The input:
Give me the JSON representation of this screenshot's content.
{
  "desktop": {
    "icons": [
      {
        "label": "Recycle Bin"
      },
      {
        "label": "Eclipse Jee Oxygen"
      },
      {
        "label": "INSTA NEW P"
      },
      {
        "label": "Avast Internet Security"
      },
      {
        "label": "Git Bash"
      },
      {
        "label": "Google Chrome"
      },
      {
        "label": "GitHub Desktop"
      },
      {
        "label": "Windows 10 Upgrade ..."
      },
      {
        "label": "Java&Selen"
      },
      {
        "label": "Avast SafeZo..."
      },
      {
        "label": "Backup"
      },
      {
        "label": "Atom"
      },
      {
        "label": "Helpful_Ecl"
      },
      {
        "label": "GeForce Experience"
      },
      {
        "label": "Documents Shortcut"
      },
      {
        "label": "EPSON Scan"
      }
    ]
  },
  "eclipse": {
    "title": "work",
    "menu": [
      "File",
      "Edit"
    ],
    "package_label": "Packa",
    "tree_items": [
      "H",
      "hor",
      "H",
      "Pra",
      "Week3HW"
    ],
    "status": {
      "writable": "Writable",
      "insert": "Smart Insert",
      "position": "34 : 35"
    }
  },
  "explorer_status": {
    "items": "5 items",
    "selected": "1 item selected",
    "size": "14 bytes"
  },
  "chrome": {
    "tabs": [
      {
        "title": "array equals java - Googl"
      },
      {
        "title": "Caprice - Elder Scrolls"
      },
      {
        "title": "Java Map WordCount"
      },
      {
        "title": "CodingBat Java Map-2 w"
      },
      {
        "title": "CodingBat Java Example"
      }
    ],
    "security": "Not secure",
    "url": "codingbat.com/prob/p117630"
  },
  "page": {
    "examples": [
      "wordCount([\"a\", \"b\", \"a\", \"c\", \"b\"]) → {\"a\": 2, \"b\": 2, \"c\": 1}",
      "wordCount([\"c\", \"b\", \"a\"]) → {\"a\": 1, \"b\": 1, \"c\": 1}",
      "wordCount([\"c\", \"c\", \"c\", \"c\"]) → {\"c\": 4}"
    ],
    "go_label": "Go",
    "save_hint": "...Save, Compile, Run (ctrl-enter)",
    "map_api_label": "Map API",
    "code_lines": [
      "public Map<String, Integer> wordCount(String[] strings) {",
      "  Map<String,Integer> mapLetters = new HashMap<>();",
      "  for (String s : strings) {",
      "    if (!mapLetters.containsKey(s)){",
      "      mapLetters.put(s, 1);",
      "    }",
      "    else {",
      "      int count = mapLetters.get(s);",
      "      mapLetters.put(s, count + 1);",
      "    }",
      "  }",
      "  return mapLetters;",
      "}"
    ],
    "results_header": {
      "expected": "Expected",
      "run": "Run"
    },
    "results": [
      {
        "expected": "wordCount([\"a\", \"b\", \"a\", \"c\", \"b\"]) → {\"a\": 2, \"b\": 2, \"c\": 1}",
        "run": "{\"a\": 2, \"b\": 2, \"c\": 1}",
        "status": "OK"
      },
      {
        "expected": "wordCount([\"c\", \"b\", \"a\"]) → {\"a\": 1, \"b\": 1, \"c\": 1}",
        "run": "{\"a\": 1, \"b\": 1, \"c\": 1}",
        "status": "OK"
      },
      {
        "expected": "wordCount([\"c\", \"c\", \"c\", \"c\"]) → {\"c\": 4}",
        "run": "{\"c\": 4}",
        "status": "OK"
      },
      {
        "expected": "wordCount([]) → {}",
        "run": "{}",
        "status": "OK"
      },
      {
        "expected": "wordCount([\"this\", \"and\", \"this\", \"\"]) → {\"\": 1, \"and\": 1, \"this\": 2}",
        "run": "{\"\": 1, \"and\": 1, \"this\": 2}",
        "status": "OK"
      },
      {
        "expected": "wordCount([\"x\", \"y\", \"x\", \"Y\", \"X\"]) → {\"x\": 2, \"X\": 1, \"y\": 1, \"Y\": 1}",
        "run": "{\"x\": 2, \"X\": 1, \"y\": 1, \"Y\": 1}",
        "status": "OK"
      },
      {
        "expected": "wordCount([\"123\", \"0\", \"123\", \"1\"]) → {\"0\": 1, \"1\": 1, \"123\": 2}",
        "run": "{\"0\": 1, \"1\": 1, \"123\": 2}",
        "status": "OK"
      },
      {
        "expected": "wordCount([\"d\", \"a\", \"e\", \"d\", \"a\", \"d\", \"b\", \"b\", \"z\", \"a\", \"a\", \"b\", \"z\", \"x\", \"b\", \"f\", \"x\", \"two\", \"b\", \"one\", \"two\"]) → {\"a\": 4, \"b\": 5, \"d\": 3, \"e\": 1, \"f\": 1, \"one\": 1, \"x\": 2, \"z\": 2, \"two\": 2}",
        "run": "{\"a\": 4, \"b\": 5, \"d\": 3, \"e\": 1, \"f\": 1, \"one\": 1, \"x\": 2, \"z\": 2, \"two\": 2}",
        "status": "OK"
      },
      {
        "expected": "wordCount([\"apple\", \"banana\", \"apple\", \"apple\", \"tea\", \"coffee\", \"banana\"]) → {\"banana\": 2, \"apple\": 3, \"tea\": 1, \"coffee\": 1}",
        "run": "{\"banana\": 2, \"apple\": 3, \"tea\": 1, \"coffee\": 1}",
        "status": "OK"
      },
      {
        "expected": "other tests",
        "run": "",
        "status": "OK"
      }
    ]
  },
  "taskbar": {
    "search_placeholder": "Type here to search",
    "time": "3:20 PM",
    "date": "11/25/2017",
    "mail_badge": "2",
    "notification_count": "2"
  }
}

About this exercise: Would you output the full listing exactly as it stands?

Solved problem:
Give me the JSON representation of this screenshot's content.
{
  "desktop": {
    "icons": [
      {
        "label": "Recycle Bin"
      },
      {
        "label": "Eclipse Jee Oxygen"
      },
      {
        "label": "INSTA NEW P"
      },
      {
        "label": "Avast Internet Security"
      },
      {
        "label": "Git Bash"
      },
      {
        "label": "Google Chrome"
      },
      {
        "label": "GitHub Desktop"
      },
      {
        "label": "Windows 10 Upgrade ..."
      },
      {
        "label": "Java&Selen"
      },
      {
        "label": "Avast SafeZo..."
      },
      {
        "label": "Backup"
      },
      {
        "label": "Atom"
      },
      {
        "label": "Helpful_Ecl"
      },
      {
        "label": "GeForce Experience"
      },
      {
        "label": "Documents Shortcut"
      },
      {
        "label": "EPSON Scan"
      }
    ]
  },
  "eclipse": {
    "title": "work",
    "menu": [
      "File",
      "Edit"
    ],
    "package_label": "Packa",
    "tree_items": [
      "H",
      "hor",
      "H",
      "Pra",
      "Week3HW"
    ],
    "status": {
      "writable": "Writable",
      "insert": "Smart Insert",
      "position": "34 : 35"
    }
  },
  "explorer_status": {
    "items": "5 items",
    "selected": "1 item selected",
    "size": "14 bytes"
  },
  "chrome": {
    "tabs": [
      {
        "title": "array equals java - Googl"
      },
      {
        "title": "Caprice - Elder Scrolls"
      },
      {
        "title": "Java Map WordCount"
      },
      {
        "title": "CodingBat Java Map-2 w"
      },
      {
        "title": "CodingBat Java Example"
      }
    ],
    "security": "Not secure",
    "url": "codingbat.com/prob/p117630"
  },
  "page": {
    "examples": [
      "wordCount([\"a\", \"b\", \"a\", \"c\", \"b\"]) → {\"a\": 2, \"b\": 2, \"c\": 1}",
      "wordCount([\"c\", \"b\", \"a\"]) → {\"a\": 1, \"b\": 1, \"c\": 1}",
      "wordCount([\"c\", \"c\", \"c\", \"c\"]) → {\"c\": 4}"
    ],
    "go_label": "Go",
    "save_hint": "...Save, Compile, Run (ctrl-enter)",
    "map_api_label": "Map API",
    "code_lines": [
      "public Map<String, Integer> wordCount(String[] strings) {",
      "  Map<String,Integer> mapLetters = new HashMap<>();",
      "  for (String s : strings) {",
      "    if (!mapLetters.containsKey(s)){",
      "      mapLetters.put(s, 1);",
      "    }",
      "    else {",
      "      int count = mapLetters.get(s);",
      "      mapLetters.put(s, count + 1);",
      "    }",
      "  }",
      "  return mapLetters;",
      "}"
    ],
    "results_header": {
      "expected": "Expected",
      "run": "Run"
    },
    "results": [
      {
        "expected": "wordCount([\"a\", \"b\", \"a\", \"c\", \"b\"]) → {\"a\": 2, \"b\": 2, \"c\": 1}",
        "run": "{\"a\": 2, \"b\": 2, \"c\": 1}",
        "status": "OK"
      },
      {
        "expected": "wordCount([\"c\", \"b\", \"a\"]) → {\"a\": 1, \"b\": 1, \"c\": 1}",
        "run": "{\"a\": 1, \"b\": 1, \"c\": 1}",
        "status": "OK"
      },
      {
        "expected": "wordCount([\"c\", \"c\", \"c\", \"c\"]) → {\"c\": 4}",
        "run": "{\"c\": 4}",
        "status": "OK"
      },
      {
        "expected": "wordCount([]) → {}",
        "run": "{}",
        "status": "OK"
      },
      {
        "expected": "wordCount([\"this\", \"and\", \"this\", \"\"]) → {\"\": 1, \"and\": 1, \"this\": 2}",
        "run": "{\"\": 1, \"and\": 1, \"this\": 2}",
        "status": "OK"
      },
      {
        "expected": "wordCount([\"x\", \"y\", \"x\", \"Y\", \"X\"]) → {\"x\": 2, \"X\": 1, \"y\": 1, \"Y\": 1}",
        "run": "{\"x\": 2, \"X\": 1, \"y\": 1, \"Y\": 1}",
        "status": "OK"
      },
      {
        "expected": "wordCount([\"123\", \"0\", \"123\", \"1\"]) → {\"0\": 1, \"1\": 1, \"123\": 2}",
        "run": "{\"0\": 1, \"1\": 1, \"123\": 2}",
        "status": "OK"
      },
      {
        "expected": "wordCount([\"d\", \"a\", \"e\", \"d\", \"a\", \"d\", \"b\", \"b\", \"z\", \"a\", \"a\", \"b\", \"z\", \"x\", \"b\", \"f\", \"x\", \"two\", \"b\", \"one\", \"two\"]) → {\"a\": 4, \"b\": 5, \"d\": 3, \"e\": 1, \"f\": 1, \"one\": 1, \"x\": 2, \"z\": 2, \"two\": 2}",
        "run": "{\"a\": 4, \"b\": 5, \"d\": 3, \"e\": 1, \"f\": 1, \"one\": 1, \"x\": 2, \"z\": 2, \"two\": 2}",
        "status": "OK"
      },
      {
        "expected": "wordCount([\"apple\", \"banana\", \"apple\", \"apple\", \"tea\", \"coffee\", \"banana\"]) → {\"banana\": 2, \"apple\": 3, \"tea\": 1, \"coffee\": 1}",
        "run": "{\"banana\": 2, \"apple\": 3, \"tea\": 1, \"coffee\": 1}",
        "status": "OK"
      },
      {
        "expected": "other tests",
        "run": "",
        "status": "OK"
      }
    ]
  },
  "taskbar": {
    "search_placeholder": "Type here to search",
    "time": "3:20 PM",
    "date": "11/25/2017",
    "mail_badge": "2",
    "notification_count": "2"
  }
}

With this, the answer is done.